Task brief ▸ The records that follow should be copied out exactly, pictures excluded.

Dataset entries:

######

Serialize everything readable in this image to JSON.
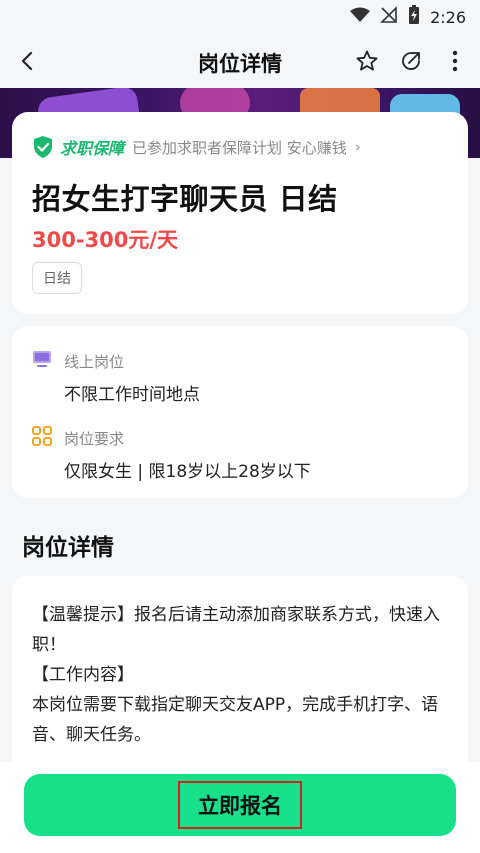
{
  "status_bar": {
    "time": "2:26"
  },
  "nav": {
    "title": "岗位详情"
  },
  "guarantee": {
    "brand": "求职保障",
    "text": "已参加求职者保障计划 安心赚钱",
    "chevron": "›"
  },
  "job": {
    "title": "招女生打字聊天员 日结",
    "salary": "300-300元/天",
    "tag": "日结"
  },
  "info": [
    {
      "label": "线上岗位",
      "value": "不限工作时间地点"
    },
    {
      "label": "岗位要求",
      "value": "仅限女生 | 限18岁以上28岁以下"
    }
  ],
  "section": {
    "title": "岗位详情"
  },
  "detail": {
    "lines": [
      "【温馨提示】报名后请主动添加商家联系方式，快速入职！",
      "【工作内容】",
      "本岗位需要下载指定聊天交友APP，完成手机打字、语音、聊天任务。"
    ]
  },
  "bottom": {
    "apply_label": "立即报名"
  },
  "colors": {
    "accent": "#16e08a",
    "salary": "#ef4a4a",
    "guarantee": "#1db870"
  }
}
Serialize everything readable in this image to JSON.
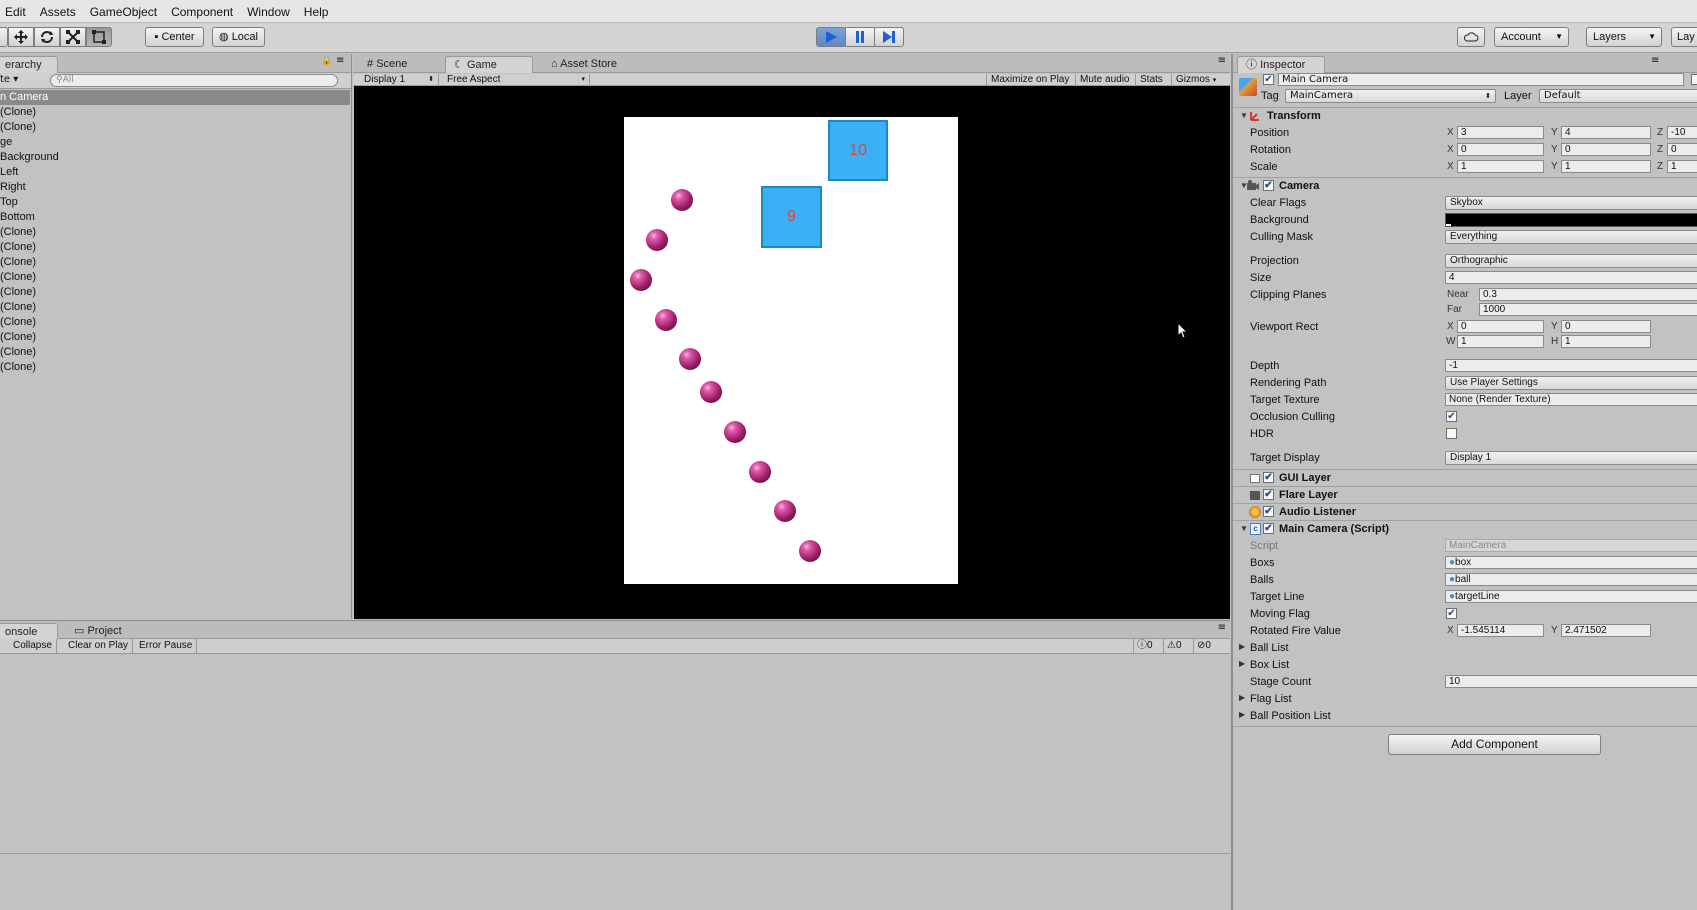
{
  "menu": [
    "Edit",
    "Assets",
    "GameObject",
    "Component",
    "Window",
    "Help"
  ],
  "toolbar": {
    "pivot_label": "Center",
    "space_label": "Local",
    "account_label": "Account",
    "layers_label": "Layers",
    "layout_label": "Lay"
  },
  "hierarchy": {
    "tab_label": "erarchy",
    "create_label": "te",
    "search_placeholder": "All",
    "items": [
      "n Camera",
      "(Clone)",
      "(Clone)",
      "ge",
      "Background",
      "Left",
      "Right",
      "Top",
      "Bottom",
      "(Clone)",
      "(Clone)",
      "(Clone)",
      "(Clone)",
      "(Clone)",
      "(Clone)",
      "(Clone)",
      "(Clone)",
      "(Clone)",
      "(Clone)"
    ],
    "selected_index": 0
  },
  "center_tabs": {
    "scene": "Scene",
    "game": "Game",
    "asset_store": "Asset Store"
  },
  "game_bar": {
    "display": "Display 1",
    "aspect": "Free Aspect",
    "maximize": "Maximize on Play",
    "mute": "Mute audio",
    "stats": "Stats",
    "gizmos": "Gizmos"
  },
  "game_view": {
    "boxes": [
      {
        "label": "10",
        "color": "#3ab0f5"
      },
      {
        "label": "9",
        "color": "#3ab0f5"
      }
    ],
    "ball_count": 10,
    "ball_color": "#a0206a"
  },
  "console": {
    "tab_console": "onsole",
    "tab_project": "Project",
    "clear_label": "",
    "collapse_label": "Collapse",
    "clear_on_play_label": "Clear on Play",
    "error_pause_label": "Error Pause",
    "info_count": "0",
    "warn_count": "0",
    "error_count": "0"
  },
  "inspector": {
    "tab_label": "Inspector",
    "object_name": "Main Camera",
    "tag_label": "Tag",
    "tag_value": "MainCamera",
    "layer_label": "Layer",
    "layer_value": "Default",
    "transform": {
      "title": "Transform",
      "position_label": "Position",
      "position": {
        "x": "3",
        "y": "4",
        "z": "-10"
      },
      "rotation_label": "Rotation",
      "rotation": {
        "x": "0",
        "y": "0",
        "z": "0"
      },
      "scale_label": "Scale",
      "scale": {
        "x": "1",
        "y": "1",
        "z": "1"
      }
    },
    "camera": {
      "title": "Camera",
      "clear_flags_label": "Clear Flags",
      "clear_flags": "Skybox",
      "background_label": "Background",
      "background_color": "#000000",
      "culling_mask_label": "Culling Mask",
      "culling_mask": "Everything",
      "projection_label": "Projection",
      "projection": "Orthographic",
      "size_label": "Size",
      "size": "4",
      "clipping_label": "Clipping Planes",
      "near_label": "Near",
      "near": "0.3",
      "far_label": "Far",
      "far": "1000",
      "viewport_label": "Viewport Rect",
      "vx": "0",
      "vy": "0",
      "vw": "1",
      "vh": "1",
      "depth_label": "Depth",
      "depth": "-1",
      "rendering_path_label": "Rendering Path",
      "rendering_path": "Use Player Settings",
      "target_texture_label": "Target Texture",
      "target_texture": "None (Render Texture)",
      "occlusion_label": "Occlusion Culling",
      "occlusion": true,
      "hdr_label": "HDR",
      "hdr": false,
      "target_display_label": "Target Display",
      "target_display": "Display 1"
    },
    "gui_layer": "GUI Layer",
    "flare_layer": "Flare Layer",
    "audio_listener": "Audio Listener",
    "script": {
      "title": "Main Camera (Script)",
      "script_label": "Script",
      "script_value": "MainCamera",
      "boxs_label": "Boxs",
      "boxs_value": "box",
      "balls_label": "Balls",
      "balls_value": "ball",
      "target_line_label": "Target Line",
      "target_line_value": "targetLine",
      "moving_flag_label": "Moving Flag",
      "moving_flag": true,
      "rotated_label": "Rotated Fire Value",
      "rx": "-1.545114",
      "ry": "2.471502",
      "ball_list_label": "Ball List",
      "box_list_label": "Box List",
      "stage_count_label": "Stage Count",
      "stage_count": "10",
      "flag_list_label": "Flag List",
      "ball_position_label": "Ball Position List"
    },
    "add_component": "Add Component"
  }
}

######

Worked solution ▸
Serialize everything readable in this image to JSON.
{
  "status_bar": {
    "time": "2:26"
  },
  "nav": {
    "title": "岗位详情"
  },
  "guarantee": {
    "brand": "求职保障",
    "text": "已参加求职者保障计划 安心赚钱",
    "chevron": "›"
  },
  "job": {
    "title": "招女生打字聊天员 日结",
    "salary": "300-300元/天",
    "tag": "日结"
  },
  "info": [
    {
      "label": "线上岗位",
      "value": "不限工作时间地点"
    },
    {
      "label": "岗位要求",
      "value": "仅限女生 | 限18岁以上28岁以下"
    }
  ],
  "section": {
    "title": "岗位详情"
  },
  "detail": {
    "lines": [
      "【温馨提示】报名后请主动添加商家联系方式，快速入职！",
      "【工作内容】",
      "本岗位需要下载指定聊天交友APP，完成手机打字、语音、聊天任务。"
    ]
  },
  "bottom": {
    "apply_label": "立即报名"
  },
  "colors": {
    "accent": "#16e08a",
    "salary": "#ef4a4a",
    "guarantee": "#1db870"
  }
}
Serialize everything readable in this image to JSON.
{
  "menu": [
    "Edit",
    "Assets",
    "GameObject",
    "Component",
    "Window",
    "Help"
  ],
  "toolbar": {
    "pivot_label": "Center",
    "space_label": "Local",
    "account_label": "Account",
    "layers_label": "Layers",
    "layout_label": "Lay"
  },
  "hierarchy": {
    "tab_label": "erarchy",
    "create_label": "te",
    "search_placeholder": "All",
    "items": [
      "n Camera",
      "(Clone)",
      "(Clone)",
      "ge",
      "Background",
      "Left",
      "Right",
      "Top",
      "Bottom",
      "(Clone)",
      "(Clone)",
      "(Clone)",
      "(Clone)",
      "(Clone)",
      "(Clone)",
      "(Clone)",
      "(Clone)",
      "(Clone)",
      "(Clone)"
    ],
    "selected_index": 0
  },
  "center_tabs": {
    "scene": "Scene",
    "game": "Game",
    "asset_store": "Asset Store"
  },
  "game_bar": {
    "display": "Display 1",
    "aspect": "Free Aspect",
    "maximize": "Maximize on Play",
    "mute": "Mute audio",
    "stats": "Stats",
    "gizmos": "Gizmos"
  },
  "game_view": {
    "boxes": [
      {
        "label": "10",
        "color": "#3ab0f5"
      },
      {
        "label": "9",
        "color": "#3ab0f5"
      }
    ],
    "ball_count": 10,
    "ball_color": "#a0206a"
  },
  "console": {
    "tab_console": "onsole",
    "tab_project": "Project",
    "clear_label": "",
    "collapse_label": "Collapse",
    "clear_on_play_label": "Clear on Play",
    "error_pause_label": "Error Pause",
    "info_count": "0",
    "warn_count": "0",
    "error_count": "0"
  },
  "inspector": {
    "tab_label": "Inspector",
    "object_name": "Main Camera",
    "tag_label": "Tag",
    "tag_value": "MainCamera",
    "layer_label": "Layer",
    "layer_value": "Default",
    "transform": {
      "title": "Transform",
      "position_label": "Position",
      "position": {
        "x": "3",
        "y": "4",
        "z": "-10"
      },
      "rotation_label": "Rotation",
      "rotation": {
        "x": "0",
        "y": "0",
        "z": "0"
      },
      "scale_label": "Scale",
      "scale": {
        "x": "1",
        "y": "1",
        "z": "1"
      }
    },
    "camera": {
      "title": "Camera",
      "clear_flags_label": "Clear Flags",
      "clear_flags": "Skybox",
      "background_label": "Background",
      "background_color": "#000000",
      "culling_mask_label": "Culling Mask",
      "culling_mask": "Everything",
      "projection_label": "Projection",
      "projection": "Orthographic",
      "size_label": "Size",
      "size": "4",
      "clipping_label": "Clipping Planes",
      "near_label": "Near",
      "near": "0.3",
      "far_label": "Far",
      "far": "1000",
      "viewport_label": "Viewport Rect",
      "vx": "0",
      "vy": "0",
      "vw": "1",
      "vh": "1",
      "depth_label": "Depth",
      "depth": "-1",
      "rendering_path_label": "Rendering Path",
      "rendering_path": "Use Player Settings",
      "target_texture_label": "Target Texture",
      "target_texture": "None (Render Texture)",
      "occlusion_label": "Occlusion Culling",
      "occlusion": true,
      "hdr_label": "HDR",
      "hdr": false,
      "target_display_label": "Target Display",
      "target_display": "Display 1"
    },
    "gui_layer": "GUI Layer",
    "flare_layer": "Flare Layer",
    "audio_listener": "Audio Listener",
    "script": {
      "title": "Main Camera (Script)",
      "script_label": "Script",
      "script_value": "MainCamera",
      "boxs_label": "Boxs",
      "boxs_value": "box",
      "balls_label": "Balls",
      "balls_value": "ball",
      "target_line_label": "Target Line",
      "target_line_value": "targetLine",
      "moving_flag_label": "Moving Flag",
      "moving_flag": true,
      "rotated_label": "Rotated Fire Value",
      "rx": "-1.545114",
      "ry": "2.471502",
      "ball_list_label": "Ball List",
      "box_list_label": "Box List",
      "stage_count_label": "Stage Count",
      "stage_count": "10",
      "flag_list_label": "Flag List",
      "ball_position_label": "Ball Position List"
    },
    "add_component": "Add Component"
  }
}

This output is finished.